Dasgupta, Partha and Ray, Debraj (1986), ‘Inequality as a Determinant of Malnutrition and Unemployment Theory’, Economic Journal, 96.
Deaton, Angus and Dreze, Jean (2009), ‘Food and Nutrition in India: Facts and Interpretations’, EPW, Vol 44, No 7.
Sen, Pronab (2005), ‘Of Calories and Things: Reflections on Nutritional Norms, Poverty Lines and Consumption Behaviour in India’, EPW, Vol 40, No. 43.
Swaminathan, Madhura (2002),‘Excluding the Needy: The Public Provisioning of Food in India’, EPW, Vol 30, No. 3/4.
Patnaik, Utsa (2004), ‘The republic of hunger’, Social Scientist, 32(9/10)
Patnaik, Utsa (2007), ‘Neoliberalism and rural poverty in India’, EPW, Vol 42, No. 30.
Patnaik, Utsa (2010a), ‘A critical look at some propositions on consumption and poverty’, EPW, Vol 45, No. 6.
Outlook (2013), ‘Leech Fields’, July 29.
Banerjee, Abhijit V. and Duflo, Esther (2011), Poor Economics, Random House, India.
Roy, Arundhati (2012), Broken republic, Penguin, India.
Sen, Amartya and Dreze, Jean (2013), An Uncertain Glory India and its Contradictions, Penguin Allen Lane, India.

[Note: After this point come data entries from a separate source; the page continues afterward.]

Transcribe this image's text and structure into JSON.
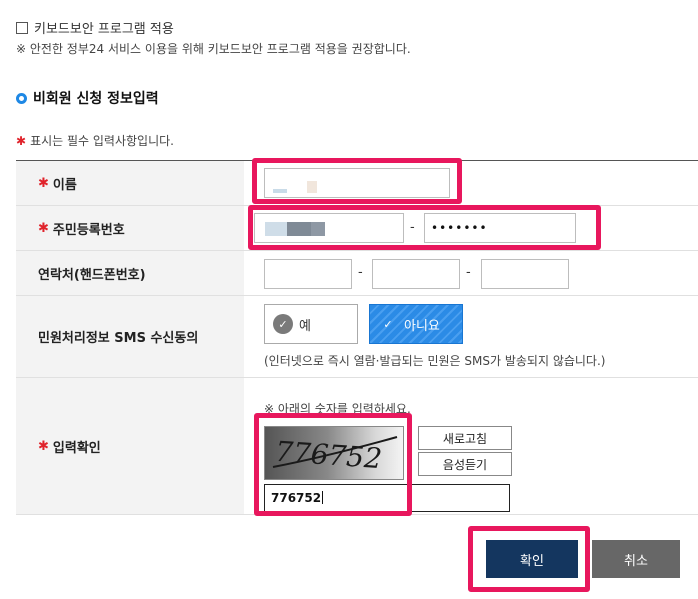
{
  "keyboard_security": {
    "checkbox_label": "키보드보안 프로그램 적용",
    "note": "※ 안전한 정부24 서비스 이용을 위해 키보드보안 프로그램 적용을 권장합니다.",
    "checked": false
  },
  "section": {
    "title": "비회원 신청 정보입력",
    "required_note": "표시는 필수 입력사항입니다."
  },
  "form": {
    "name_label": "이름",
    "rrn_label": "주민등록번호",
    "rrn_dash": "-",
    "rrn_back_value": "•••••••",
    "phone_label": "연락처(핸드폰번호)",
    "phone_dash": "-",
    "sms_label": "민원처리정보 SMS 수신동의",
    "sms_yes": "예",
    "sms_no": "아니요",
    "sms_selected": "아니요",
    "sms_note": "(인터넷으로 즉시 열람·발급되는 민원은 SMS가 발송되지 않습니다.)",
    "captcha_label": "입력확인",
    "captcha_note": "※ 아래의 숫자를 입력하세요.",
    "captcha_image_text": "776752",
    "captcha_refresh": "새로고침",
    "captcha_audio": "음성듣기",
    "captcha_value": "776752"
  },
  "actions": {
    "confirm": "확인",
    "cancel": "취소"
  },
  "colors": {
    "required_star": "#e0232b",
    "highlight": "#e8175d",
    "confirm_bg": "#14365f",
    "cancel_bg": "#676767",
    "selected_option": "#2b8be6"
  }
}
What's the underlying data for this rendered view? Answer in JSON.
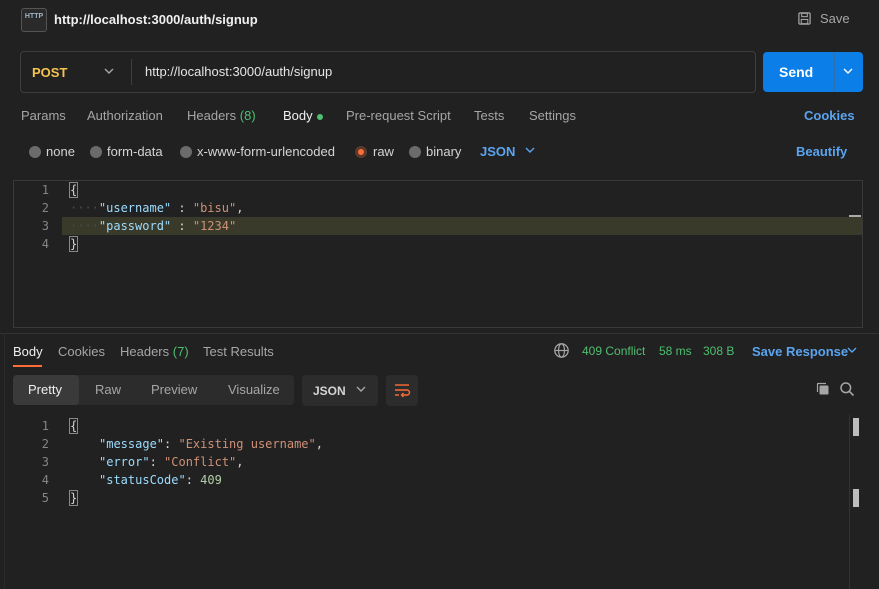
{
  "header": {
    "icon_text": "HTTP",
    "title": "http://localhost:3000/auth/signup",
    "save_label": "Save"
  },
  "request": {
    "method": "POST",
    "url": "http://localhost:3000/auth/signup",
    "send_label": "Send"
  },
  "tabs": [
    {
      "label": "Params"
    },
    {
      "label": "Authorization"
    },
    {
      "label": "Headers",
      "count": "(8)"
    },
    {
      "label": "Body"
    },
    {
      "label": "Pre-request Script"
    },
    {
      "label": "Tests"
    },
    {
      "label": "Settings"
    }
  ],
  "cookies_label": "Cookies",
  "body_options": [
    "none",
    "form-data",
    "x-www-form-urlencoded",
    "raw",
    "binary"
  ],
  "body_format": "JSON",
  "beautify_label": "Beautify",
  "request_body": {
    "line_numbers": [
      "1",
      "2",
      "3",
      "4"
    ],
    "open": "{",
    "close": "}",
    "k1": "\"username\"",
    "sep1": " : ",
    "v1": "\"bisu\"",
    "c1": ",",
    "k2": "\"password\"",
    "sep2": " : ",
    "v2": "\"1234\""
  },
  "response_tabs": [
    {
      "label": "Body"
    },
    {
      "label": "Cookies"
    },
    {
      "label": "Headers",
      "count": "(7)"
    },
    {
      "label": "Test Results"
    }
  ],
  "response_meta": {
    "status": "409 Conflict",
    "time": "58 ms",
    "size": "308 B",
    "save_label": "Save Response"
  },
  "view_modes": [
    "Pretty",
    "Raw",
    "Preview",
    "Visualize"
  ],
  "response_format": "JSON",
  "response_body": {
    "line_numbers": [
      "1",
      "2",
      "3",
      "4",
      "5"
    ],
    "open": "{",
    "close": "}",
    "k1": "\"message\"",
    "v1": "\"Existing username\"",
    "k2": "\"error\"",
    "v2": "\"Conflict\"",
    "k3": "\"statusCode\"",
    "v3": "409"
  },
  "colors": {
    "accent": "#ff6c37",
    "primary": "#0b7ee8",
    "link": "#5aa4f0",
    "success": "#4fbf70",
    "method": "#f4c44e"
  }
}
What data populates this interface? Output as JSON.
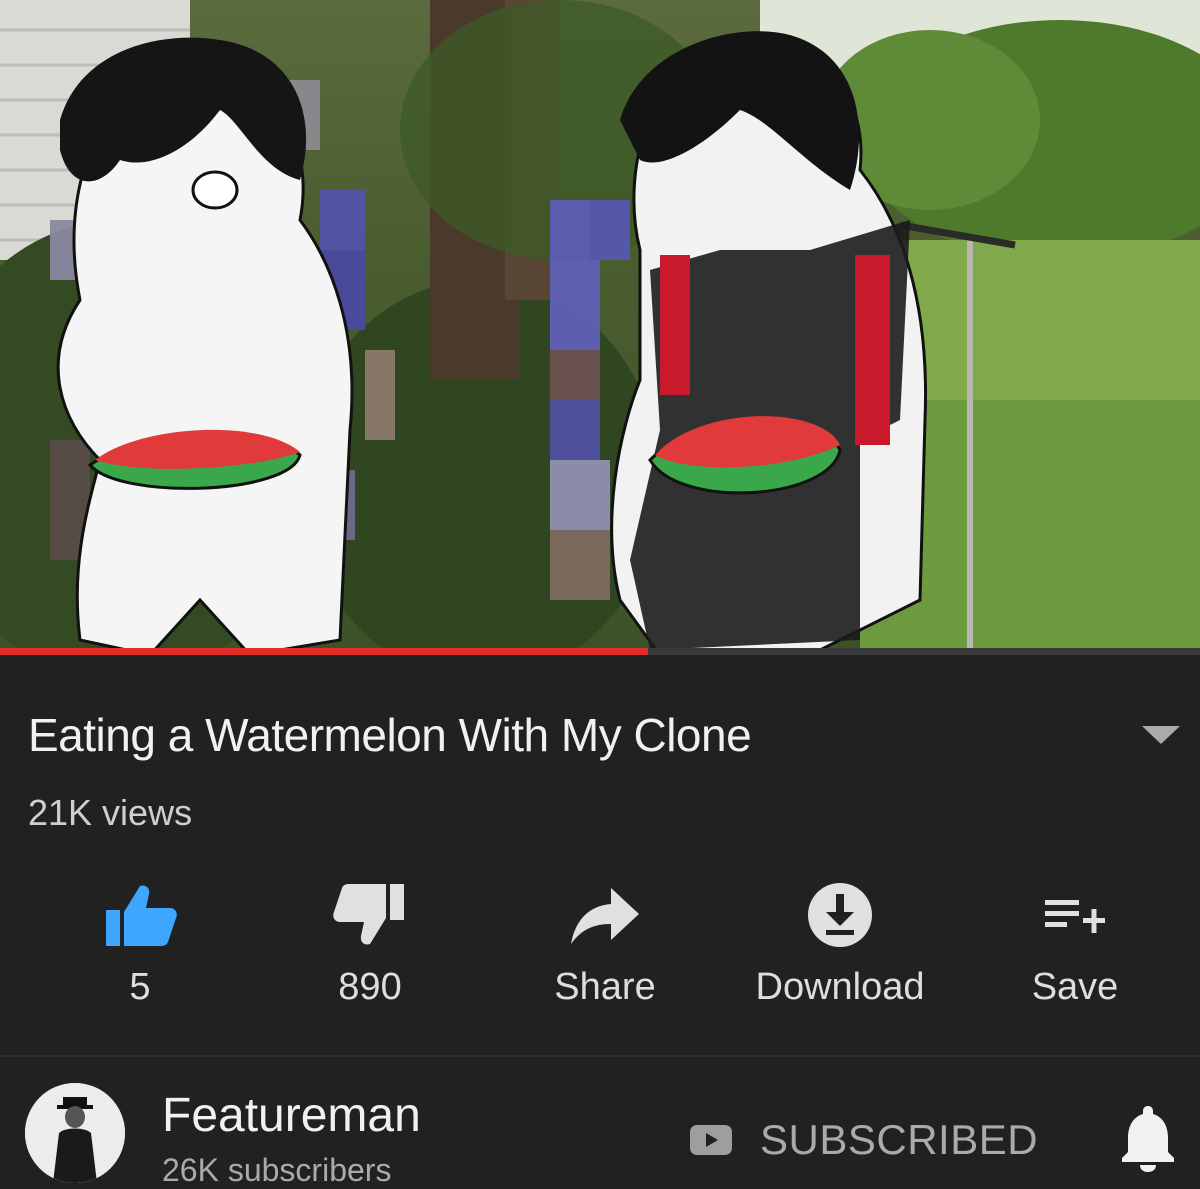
{
  "video": {
    "progress_fraction": 0.54
  },
  "info": {
    "title": "Eating a Watermelon With My Clone",
    "views": "21K views"
  },
  "actions": [
    {
      "icon": "thumbs-up-icon",
      "label": "5",
      "color": "#3ea6ff"
    },
    {
      "icon": "thumbs-down-icon",
      "label": "890",
      "color": "#e0e0e0"
    },
    {
      "icon": "share-icon",
      "label": "Share",
      "color": "#e0e0e0"
    },
    {
      "icon": "download-icon",
      "label": "Download",
      "color": "#e0e0e0"
    },
    {
      "icon": "add-to-playlist-icon",
      "label": "Save",
      "color": "#e0e0e0"
    }
  ],
  "channel": {
    "name": "Featureman",
    "subscribers": "26K subscribers",
    "subscribe_label": "SUBSCRIBED"
  },
  "colors": {
    "background": "#212121",
    "progress": "#e52d27",
    "like_active": "#3ea6ff"
  }
}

National Nutrition Monitoring Bureau (2009), ‘Diet and Nutritional Status of Tribal Population and Prevalence of Hypertension among Adults—Report on Second Repeat Survey’,National Institute of Nutrition,( ICMR), Hyderabad.
India Human Development Report (2011), ‘Towards Social Inclusion’, Institute of Applied Manpower Research, OUP, India.
Food and Agriculture Organisation (2013), Statistical Year Book World Food and Agriculture, Rome.
NSSO (2011-2012), Level and Pattern of Consumer Expenditure, Report Number 555, NSS 68th Round, National Statistical Office, Ministry of Statistics and Programme Implementation, Government of India.
1. Swaminathan brings out the possibility of distribution problem for India and also states the possible solution for food security in India in the article.
2. A term being coined to understand the divergence between Mean per capita expenditure and falling calorie.
3. There may be many such unreported cases in other parts of the country. In the heartland of the country the tribal population is being subjected to such injustice which has forced them into a war today. (Roy Arundhati 2012, Broken republic, Penguin, India)
4. This is important since all population groups might have their own specific needs as nutrition is a diverse subject. Also given the colonial legacy that India had, as noted in a study by Angus Deaton, The Great Escape and the Origins of Inequality, Chapter 4, India had the worst anthropometric data for the pre-independence period.
The author is presently pursuing his Ph.D from the Department of Economics, University of North Bengal.